Whenever the word "افتراضي" occurs in a line of the material below, that line is counted. Report only the count.

# # # # # # #

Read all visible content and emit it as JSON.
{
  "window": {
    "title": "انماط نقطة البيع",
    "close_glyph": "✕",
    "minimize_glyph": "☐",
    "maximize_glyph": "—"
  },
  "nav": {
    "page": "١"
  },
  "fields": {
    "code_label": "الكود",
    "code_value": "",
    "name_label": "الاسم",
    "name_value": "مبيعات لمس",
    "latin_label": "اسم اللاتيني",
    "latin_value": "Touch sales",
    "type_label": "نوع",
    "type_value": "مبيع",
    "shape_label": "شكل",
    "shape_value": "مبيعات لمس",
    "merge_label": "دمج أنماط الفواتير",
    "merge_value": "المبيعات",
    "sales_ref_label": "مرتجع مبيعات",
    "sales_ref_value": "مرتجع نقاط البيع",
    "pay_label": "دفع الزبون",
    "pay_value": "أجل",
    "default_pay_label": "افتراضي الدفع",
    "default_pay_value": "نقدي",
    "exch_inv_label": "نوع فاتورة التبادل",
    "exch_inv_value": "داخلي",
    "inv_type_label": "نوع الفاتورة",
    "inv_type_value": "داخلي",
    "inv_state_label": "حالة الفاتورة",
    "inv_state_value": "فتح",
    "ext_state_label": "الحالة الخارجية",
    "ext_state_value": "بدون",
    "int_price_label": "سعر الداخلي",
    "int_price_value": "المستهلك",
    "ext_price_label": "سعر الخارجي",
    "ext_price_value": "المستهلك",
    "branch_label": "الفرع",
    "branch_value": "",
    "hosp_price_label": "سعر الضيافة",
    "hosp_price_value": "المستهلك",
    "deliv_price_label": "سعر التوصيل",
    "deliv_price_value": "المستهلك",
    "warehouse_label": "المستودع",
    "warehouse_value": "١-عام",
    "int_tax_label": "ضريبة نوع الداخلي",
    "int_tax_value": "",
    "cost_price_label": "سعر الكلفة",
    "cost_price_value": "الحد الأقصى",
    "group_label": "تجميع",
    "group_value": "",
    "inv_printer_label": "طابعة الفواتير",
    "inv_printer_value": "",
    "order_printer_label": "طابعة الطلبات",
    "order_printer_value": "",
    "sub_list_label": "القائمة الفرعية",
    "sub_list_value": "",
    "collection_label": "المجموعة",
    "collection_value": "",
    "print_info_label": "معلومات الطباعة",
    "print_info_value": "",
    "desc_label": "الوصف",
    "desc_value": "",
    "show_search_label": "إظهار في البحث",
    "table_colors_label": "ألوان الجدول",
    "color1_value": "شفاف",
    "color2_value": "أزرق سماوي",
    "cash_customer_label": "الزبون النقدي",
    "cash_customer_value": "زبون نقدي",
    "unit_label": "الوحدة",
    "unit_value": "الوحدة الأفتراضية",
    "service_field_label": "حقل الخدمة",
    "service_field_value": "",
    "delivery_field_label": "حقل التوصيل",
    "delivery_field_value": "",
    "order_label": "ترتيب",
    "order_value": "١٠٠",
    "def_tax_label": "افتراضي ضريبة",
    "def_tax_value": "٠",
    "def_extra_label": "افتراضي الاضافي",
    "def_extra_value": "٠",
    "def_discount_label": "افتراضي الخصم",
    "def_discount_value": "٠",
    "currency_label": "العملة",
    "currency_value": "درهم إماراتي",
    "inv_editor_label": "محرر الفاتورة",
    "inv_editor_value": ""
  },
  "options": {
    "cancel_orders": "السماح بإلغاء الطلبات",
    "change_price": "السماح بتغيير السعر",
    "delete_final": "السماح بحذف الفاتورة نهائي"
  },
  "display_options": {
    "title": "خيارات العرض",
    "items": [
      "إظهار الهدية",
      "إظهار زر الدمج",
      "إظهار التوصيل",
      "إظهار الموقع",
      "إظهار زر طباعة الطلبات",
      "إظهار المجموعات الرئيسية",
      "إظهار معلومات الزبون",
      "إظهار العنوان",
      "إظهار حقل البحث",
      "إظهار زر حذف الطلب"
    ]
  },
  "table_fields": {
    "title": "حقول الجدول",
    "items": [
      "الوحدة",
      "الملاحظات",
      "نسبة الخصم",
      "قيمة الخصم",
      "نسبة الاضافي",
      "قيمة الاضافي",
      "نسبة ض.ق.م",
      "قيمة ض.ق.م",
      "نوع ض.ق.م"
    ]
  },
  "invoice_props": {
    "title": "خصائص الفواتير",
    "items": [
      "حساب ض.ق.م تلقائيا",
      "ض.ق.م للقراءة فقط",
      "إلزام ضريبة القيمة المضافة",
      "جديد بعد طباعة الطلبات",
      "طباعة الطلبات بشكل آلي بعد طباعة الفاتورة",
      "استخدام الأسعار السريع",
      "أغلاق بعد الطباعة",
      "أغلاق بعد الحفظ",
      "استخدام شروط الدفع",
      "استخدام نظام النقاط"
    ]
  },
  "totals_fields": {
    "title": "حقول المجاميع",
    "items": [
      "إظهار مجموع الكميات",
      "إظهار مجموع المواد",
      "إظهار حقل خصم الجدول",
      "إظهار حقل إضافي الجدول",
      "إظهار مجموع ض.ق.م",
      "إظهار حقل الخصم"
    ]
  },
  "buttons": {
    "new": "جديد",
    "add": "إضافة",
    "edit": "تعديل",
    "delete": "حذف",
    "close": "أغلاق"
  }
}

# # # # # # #

Result: 4